Last weekend brought a near-record-breaking snowstorm to my little corner of the world, and when mass transit shut down and a temporary travel ban was put in place, I had no choice but to spend a cozy weekend indoors. It was the perfect occasion to spritz on clouds of Lorenzo Villori Teint de Neige or Serge Lutens Rahät Loukoum for fluffy comfort while I curled up to read and write.
Monday arrived right on schedule, however, and the roads had been cleared sufficiently and I had no excuse to hibernate any longer. I had to shrug off my winter-cocoon perfumes and spray on something that would help me to put on my work-clothes, make my commute, and tackle my to-do list. I ended up reaching for an old favorite that I've somehow never reviewed before: Perles de Lalique.
When Perles de Lalique was released in 2006 (a decade ago!), it was promoted as a contemporary take on chypre fragrances, promising sophistication without some of the heavier classical trappings of the genre.

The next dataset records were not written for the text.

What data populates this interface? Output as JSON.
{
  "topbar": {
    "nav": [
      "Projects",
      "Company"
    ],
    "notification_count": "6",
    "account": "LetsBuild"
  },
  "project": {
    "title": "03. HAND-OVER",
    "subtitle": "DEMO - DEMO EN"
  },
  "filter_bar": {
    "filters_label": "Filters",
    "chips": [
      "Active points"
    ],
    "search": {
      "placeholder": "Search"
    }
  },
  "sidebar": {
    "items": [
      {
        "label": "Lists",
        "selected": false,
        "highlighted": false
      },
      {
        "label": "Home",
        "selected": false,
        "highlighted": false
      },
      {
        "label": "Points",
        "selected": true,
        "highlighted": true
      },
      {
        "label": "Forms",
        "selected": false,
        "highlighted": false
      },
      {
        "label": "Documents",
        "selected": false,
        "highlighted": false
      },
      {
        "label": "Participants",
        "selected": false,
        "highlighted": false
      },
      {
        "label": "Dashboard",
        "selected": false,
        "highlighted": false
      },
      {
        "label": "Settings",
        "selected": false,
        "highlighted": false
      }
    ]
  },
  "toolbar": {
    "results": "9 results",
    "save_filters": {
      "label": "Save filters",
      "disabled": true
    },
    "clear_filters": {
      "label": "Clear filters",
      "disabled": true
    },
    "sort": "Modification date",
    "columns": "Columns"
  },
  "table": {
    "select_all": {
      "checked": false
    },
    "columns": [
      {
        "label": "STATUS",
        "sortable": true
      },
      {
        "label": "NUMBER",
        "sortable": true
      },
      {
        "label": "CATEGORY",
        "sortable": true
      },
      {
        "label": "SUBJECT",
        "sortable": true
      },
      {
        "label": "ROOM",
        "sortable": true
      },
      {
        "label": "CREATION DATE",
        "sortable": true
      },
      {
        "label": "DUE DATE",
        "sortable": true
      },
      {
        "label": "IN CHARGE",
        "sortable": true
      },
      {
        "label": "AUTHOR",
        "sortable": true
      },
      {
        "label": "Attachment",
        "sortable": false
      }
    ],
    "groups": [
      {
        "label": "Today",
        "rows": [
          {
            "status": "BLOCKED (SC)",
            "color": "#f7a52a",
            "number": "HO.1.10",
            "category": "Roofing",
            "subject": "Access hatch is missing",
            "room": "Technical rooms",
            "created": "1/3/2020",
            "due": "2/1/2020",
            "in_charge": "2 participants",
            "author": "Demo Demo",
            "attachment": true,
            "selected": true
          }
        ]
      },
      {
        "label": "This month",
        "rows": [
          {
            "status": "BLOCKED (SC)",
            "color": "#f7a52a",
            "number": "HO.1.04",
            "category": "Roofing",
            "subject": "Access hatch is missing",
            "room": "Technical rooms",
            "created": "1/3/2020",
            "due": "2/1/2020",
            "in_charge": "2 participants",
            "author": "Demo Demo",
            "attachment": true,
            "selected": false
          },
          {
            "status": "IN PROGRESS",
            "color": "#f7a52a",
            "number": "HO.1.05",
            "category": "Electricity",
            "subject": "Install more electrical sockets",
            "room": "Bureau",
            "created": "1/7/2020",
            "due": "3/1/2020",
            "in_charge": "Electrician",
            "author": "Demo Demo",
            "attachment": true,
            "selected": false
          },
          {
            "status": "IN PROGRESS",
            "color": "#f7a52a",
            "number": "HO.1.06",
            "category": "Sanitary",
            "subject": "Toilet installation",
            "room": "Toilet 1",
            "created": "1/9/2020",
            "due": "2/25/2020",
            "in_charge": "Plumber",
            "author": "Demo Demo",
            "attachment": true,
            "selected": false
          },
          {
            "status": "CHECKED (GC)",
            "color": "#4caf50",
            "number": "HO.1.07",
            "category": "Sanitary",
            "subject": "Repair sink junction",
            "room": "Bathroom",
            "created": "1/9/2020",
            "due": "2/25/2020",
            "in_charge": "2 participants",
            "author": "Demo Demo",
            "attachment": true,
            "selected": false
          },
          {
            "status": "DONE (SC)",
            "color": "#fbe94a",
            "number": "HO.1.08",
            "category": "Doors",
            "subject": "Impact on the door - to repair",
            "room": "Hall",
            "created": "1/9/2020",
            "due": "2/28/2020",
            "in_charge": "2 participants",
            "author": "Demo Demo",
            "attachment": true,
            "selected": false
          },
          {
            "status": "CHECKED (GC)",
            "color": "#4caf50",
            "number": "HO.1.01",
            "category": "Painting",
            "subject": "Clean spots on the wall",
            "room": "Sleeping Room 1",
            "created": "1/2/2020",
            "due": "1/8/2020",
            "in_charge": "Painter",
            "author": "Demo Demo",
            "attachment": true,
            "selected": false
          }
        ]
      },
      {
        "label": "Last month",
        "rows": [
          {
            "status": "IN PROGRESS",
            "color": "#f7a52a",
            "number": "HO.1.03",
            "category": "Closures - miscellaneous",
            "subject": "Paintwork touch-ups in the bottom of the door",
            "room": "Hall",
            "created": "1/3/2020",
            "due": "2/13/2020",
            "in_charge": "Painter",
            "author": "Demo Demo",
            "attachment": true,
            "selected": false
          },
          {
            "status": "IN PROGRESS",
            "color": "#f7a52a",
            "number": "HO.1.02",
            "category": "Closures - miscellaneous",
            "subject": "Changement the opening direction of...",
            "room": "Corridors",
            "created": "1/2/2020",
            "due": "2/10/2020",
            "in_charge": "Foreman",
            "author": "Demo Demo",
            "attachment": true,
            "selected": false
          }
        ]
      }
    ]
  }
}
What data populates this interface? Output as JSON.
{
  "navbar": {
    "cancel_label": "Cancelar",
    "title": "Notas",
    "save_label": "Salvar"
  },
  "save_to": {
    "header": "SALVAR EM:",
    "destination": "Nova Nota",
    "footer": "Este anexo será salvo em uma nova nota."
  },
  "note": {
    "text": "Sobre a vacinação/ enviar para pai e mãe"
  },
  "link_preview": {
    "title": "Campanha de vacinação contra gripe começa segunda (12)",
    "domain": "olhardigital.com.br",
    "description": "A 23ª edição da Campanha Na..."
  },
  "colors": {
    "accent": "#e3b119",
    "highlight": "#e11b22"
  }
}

It was developed by perfumer Nathalie Lorson, with a composition of Bulgarian rose, orris, Bourbon pepper, patchouli and cashmere woods, and its frosted bottle with black "pearl" borders was inspired by a vintage Lalique vanity set.
Wearing Perles this week, I remembered how much I love it. It still feels like a thoughtful, high-quality fragrance, unlike many later entries in the "contemporary chypre" category. It's a spicy, woody rose, and it opens with an emphatic kick of black pepper: you don't actually have to be a rose-lover to wear this fragrance, but you'd better like pepper quite a bit. The patchouli is more like real patchouli than anything I've smelled in recent releases, and there's an unexpected dose of cedar too.
If I spray on Perles de Lalique just before I put on my coat and leave the house, the pepper and cedar propel me through my commute — with generous sillage! By the time I arrive at the office, the woods have smoothed out and turned softly musky; the rose is dark and subtle. The dry down of Perles wears closer to the skin and feels "classy" but not dramatic; it also happens to skew more androgynous than many of my go-to fragrances. When spring comes, I'll bounce right back to my usual bright, honeyed roses and sheer violets, but for now I'm enjoying a productive mid-winter "reunion" with Perles de Lalique.
Lalique Perles de Lalique is available as 50 ml ($100) and 100 ml ($135) Eau de Parfum via the Lalique website. It can also be found for considerably less on several discount sites. A pure perfume concentration is also available ($600, in a very fancy bottle); let us know if you've ever tried it!